*** Opening MATERIAL FOR THIS TASK ***

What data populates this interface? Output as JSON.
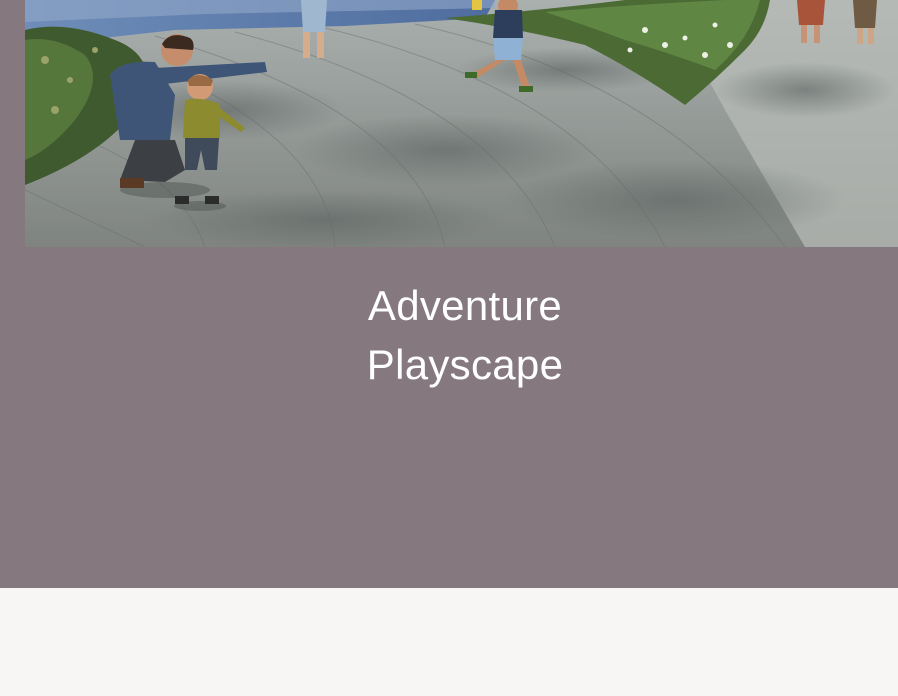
{
  "feature": {
    "image_alt": "Adults and children walking on a curved paved path beside planted garden beds",
    "title_line_1": "Adventure",
    "title_line_2": "Playscape"
  },
  "colors": {
    "panel_background": "#85797f",
    "page_background": "#f7f6f4",
    "title_text": "#ffffff"
  }
}
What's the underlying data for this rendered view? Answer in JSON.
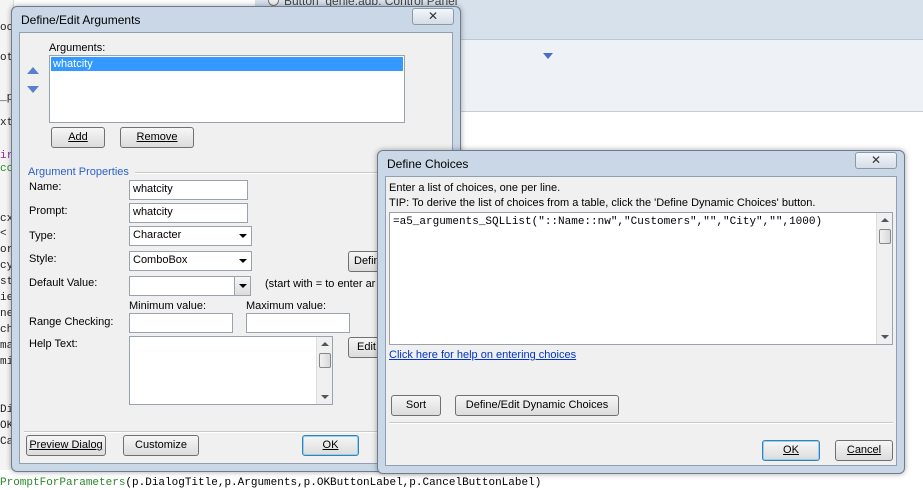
{
  "background": {
    "window_title": "Button_genie.adb: Control Panel",
    "bottom_code_keyword": "PromptForParameters",
    "bottom_code_rest": "(p.DialogTitle,p.Arguments,p.OKButtonLabel,p.CancelButtonLabel)",
    "left_fragments": [
      "oo",
      "ots",
      "_p",
      "xt",
      "ir",
      "cc",
      "cx",
      "<",
      "or",
      "cy",
      "st",
      "ie",
      "ne",
      "ch",
      "ma",
      "mi",
      "Di",
      "OK",
      "Ca"
    ]
  },
  "define_args": {
    "title": "Define/Edit Arguments",
    "close_label": "✕",
    "arguments_label": "Arguments:",
    "arguments_list": [
      "whatcity"
    ],
    "add_button": "Add",
    "remove_button": "Remove",
    "properties_heading": "Argument Properties",
    "name_label": "Name:",
    "name_value": "whatcity",
    "prompt_label": "Prompt:",
    "prompt_value": "whatcity",
    "type_label": "Type:",
    "type_value": "Character",
    "style_label": "Style:",
    "style_value": "ComboBox",
    "define_button_partial": "Defin",
    "default_label": "Default Value:",
    "default_value": "",
    "default_hint": "(start with = to enter ar",
    "min_label": "Minimum value:",
    "max_label": "Maximum value:",
    "range_label": "Range Checking:",
    "min_value": "",
    "max_value": "",
    "help_label": "Help Text:",
    "help_value": "",
    "edit_button_partial": "Edit",
    "preview_button": "Preview Dialog",
    "customize_button": "Customize",
    "ok_button": "OK"
  },
  "define_choices": {
    "title": "Define Choices",
    "close_label": "✕",
    "instruction": "Enter a list of choices, one per line.",
    "tip": "TIP: To derive the list of choices from a table, click the 'Define Dynamic Choices' button.",
    "choices_text": "=a5_arguments_SQLList(\"::Name::nw\",\"Customers\",\"\",\"City\",\"\",1000)",
    "help_link": "Click here for help on entering choices",
    "sort_button": "Sort",
    "dynamic_button": "Define/Edit Dynamic Choices",
    "ok_button": "OK",
    "cancel_button": "Cancel"
  },
  "colors": {
    "selection": "#3399ff",
    "heading_blue": "#2b5fcc",
    "link_blue": "#0033cc",
    "frame": "#c9d7e6"
  }
}
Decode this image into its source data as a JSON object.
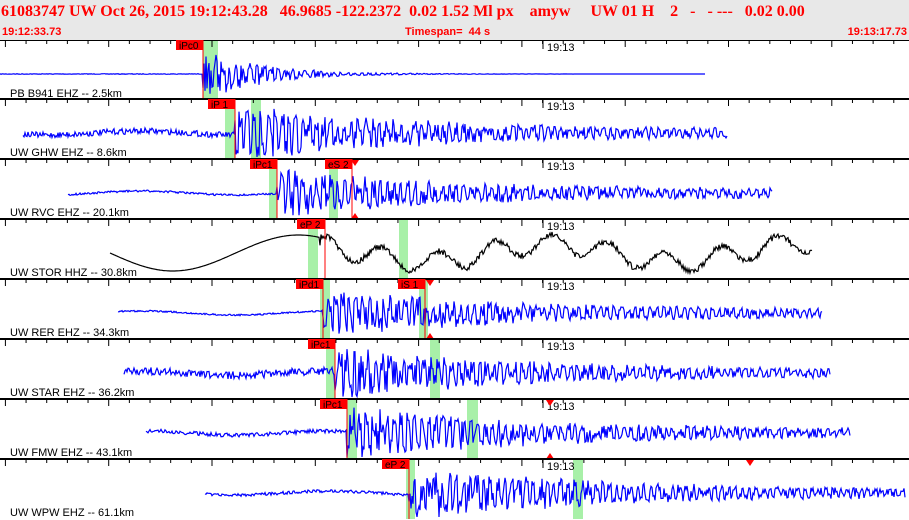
{
  "header": {
    "title": "61083747 UW Oct 26, 2015 19:12:43.28   46.9685 -122.2372  0.02 1.52 Ml px    amyw     UW 01 H    2   -   - ---   0.02 0.00",
    "start_time": "19:12:33.73",
    "timespan": "Timespan=  44 s",
    "end_time": "19:13:17.73"
  },
  "minute_label": "19:13",
  "colors": {
    "pick": "#ff0000",
    "window": "#a8f0a8",
    "trace": "#0000ff",
    "broadband": "#000000"
  },
  "panels": [
    {
      "station": "PB B941 EHZ -- 2.5km",
      "picks": [
        "iPc0"
      ]
    },
    {
      "station": "UW GHW EHZ -- 8.6km",
      "picks": [
        "iP 1"
      ]
    },
    {
      "station": "UW RVC EHZ -- 20.1km",
      "picks": [
        "iPc1",
        "eS 2"
      ]
    },
    {
      "station": "UW STOR HHZ -- 30.8km",
      "picks": [
        "eP 2"
      ]
    },
    {
      "station": "UW RER EHZ -- 34.3km",
      "picks": [
        "iPd1",
        "iS 1"
      ]
    },
    {
      "station": "UW STAR EHZ -- 36.2km",
      "picks": [
        "iPc1"
      ]
    },
    {
      "station": "UW FMW EHZ -- 43.1km",
      "picks": [
        "iPc1"
      ]
    },
    {
      "station": "UW WPW EHZ -- 61.1km",
      "picks": [
        "eP 2"
      ]
    }
  ]
}
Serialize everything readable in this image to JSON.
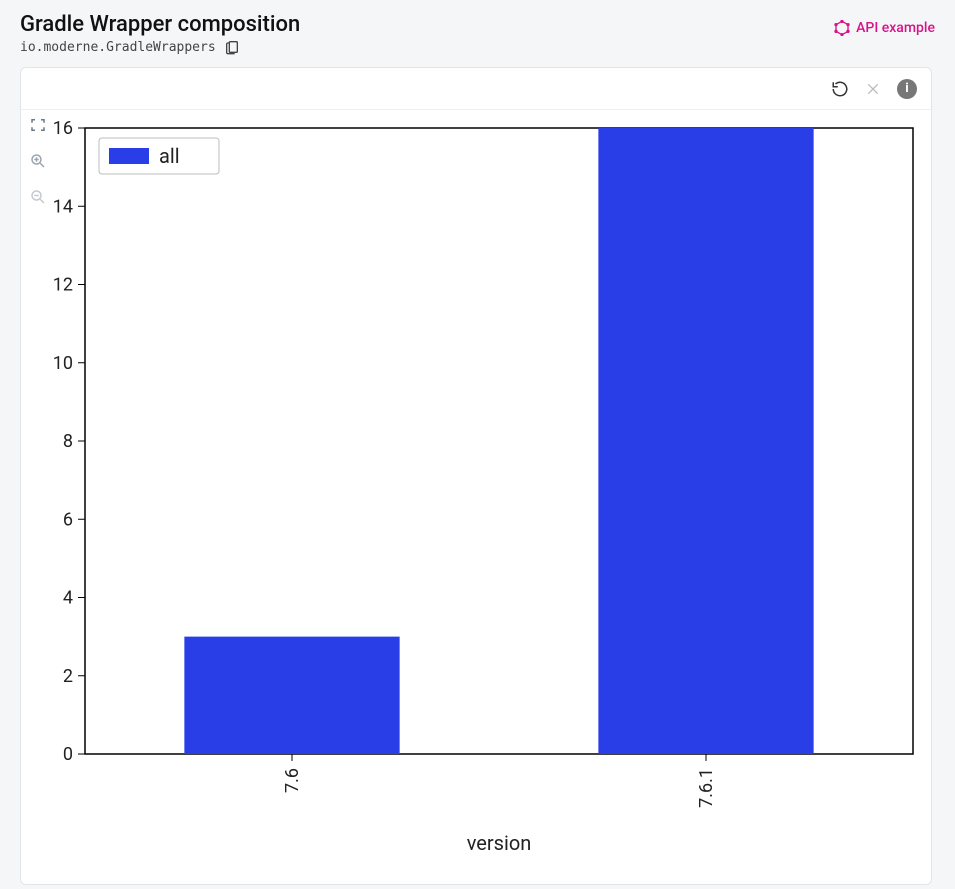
{
  "header": {
    "title": "Gradle Wrapper composition",
    "subtitle": "io.moderne.GradleWrappers",
    "api_link_label": "API example"
  },
  "toolbar": {
    "info_glyph": "i"
  },
  "chart_data": {
    "type": "bar",
    "categories": [
      "7.6",
      "7.6.1"
    ],
    "series": [
      {
        "name": "all",
        "values": [
          3,
          16
        ]
      }
    ],
    "xlabel": "version",
    "ylabel": "",
    "ylim": [
      0,
      16
    ],
    "y_ticks": [
      0,
      2,
      4,
      6,
      8,
      10,
      12,
      14,
      16
    ],
    "colors": {
      "all": "#2a3ee8"
    }
  }
}
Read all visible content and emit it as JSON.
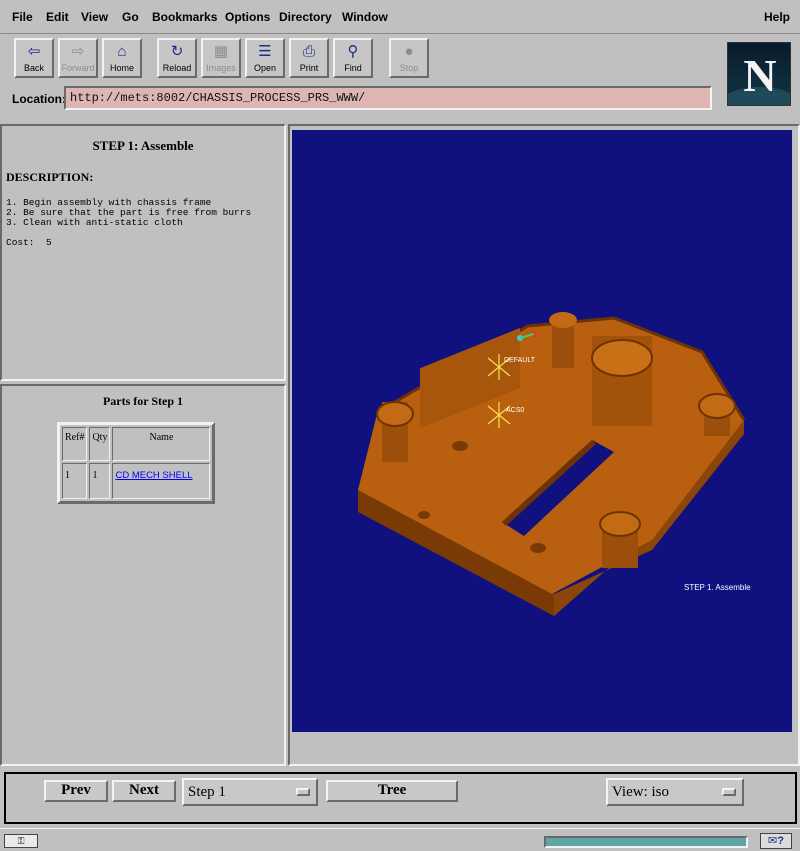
{
  "menubar": {
    "items": [
      "File",
      "Edit",
      "View",
      "Go",
      "Bookmarks",
      "Options",
      "Directory",
      "Window"
    ],
    "help": "Help"
  },
  "toolbar": {
    "buttons": [
      {
        "label": "Back",
        "icon": "back-arrow-icon",
        "enabled": true
      },
      {
        "label": "Forward",
        "icon": "forward-arrow-icon",
        "enabled": false
      },
      {
        "label": "Home",
        "icon": "home-icon",
        "enabled": true
      },
      {
        "label": "Reload",
        "icon": "reload-icon",
        "enabled": true
      },
      {
        "label": "Images",
        "icon": "images-icon",
        "enabled": false
      },
      {
        "label": "Open",
        "icon": "open-icon",
        "enabled": true
      },
      {
        "label": "Print",
        "icon": "print-icon",
        "enabled": true
      },
      {
        "label": "Find",
        "icon": "find-icon",
        "enabled": true
      },
      {
        "label": "Stop",
        "icon": "stop-icon",
        "enabled": false
      }
    ],
    "logo_letter": "N"
  },
  "location": {
    "label": "Location:",
    "url": "http://mets:8002/CHASSIS_PROCESS_PRS_WWW/"
  },
  "step": {
    "title": "STEP 1: Assemble",
    "description_heading": "DESCRIPTION:",
    "description_lines": [
      "1. Begin assembly with chassis frame",
      "2. Be sure that the part is free from burrs",
      "3. Clean with anti-static cloth"
    ],
    "cost_label": "Cost:",
    "cost_value": "5"
  },
  "parts": {
    "title": "Parts for Step 1",
    "columns": [
      "Ref#",
      "Qty",
      "Name"
    ],
    "rows": [
      {
        "ref": "1",
        "qty": "1",
        "name": "CD MECH SHELL"
      }
    ]
  },
  "viewport": {
    "background": "#10107f",
    "part_color": "#b8600f",
    "labels": {
      "default": "DEFAULT",
      "acs": "ACS0",
      "caption": "STEP 1. Assemble"
    }
  },
  "controls": {
    "prev": "Prev",
    "next": "Next",
    "step_select": "Step 1",
    "tree": "Tree",
    "view_select": "View: iso"
  },
  "status": {
    "security_icon": "security-key-icon",
    "mail_icon": "mail-icon"
  }
}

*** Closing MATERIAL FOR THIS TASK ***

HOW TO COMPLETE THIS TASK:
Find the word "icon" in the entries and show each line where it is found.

RESPONSE AREA:
        "icon": "back-arrow-icon",
        "icon": "forward-arrow-icon",
        "icon": "home-icon",
        "icon": "reload-icon",
        "icon": "images-icon",
        "icon": "open-icon",
        "icon": "print-icon",
        "icon": "find-icon",
        "icon": "stop-icon",
    "security_icon": "security-key-icon",
    "mail_icon": "mail-icon"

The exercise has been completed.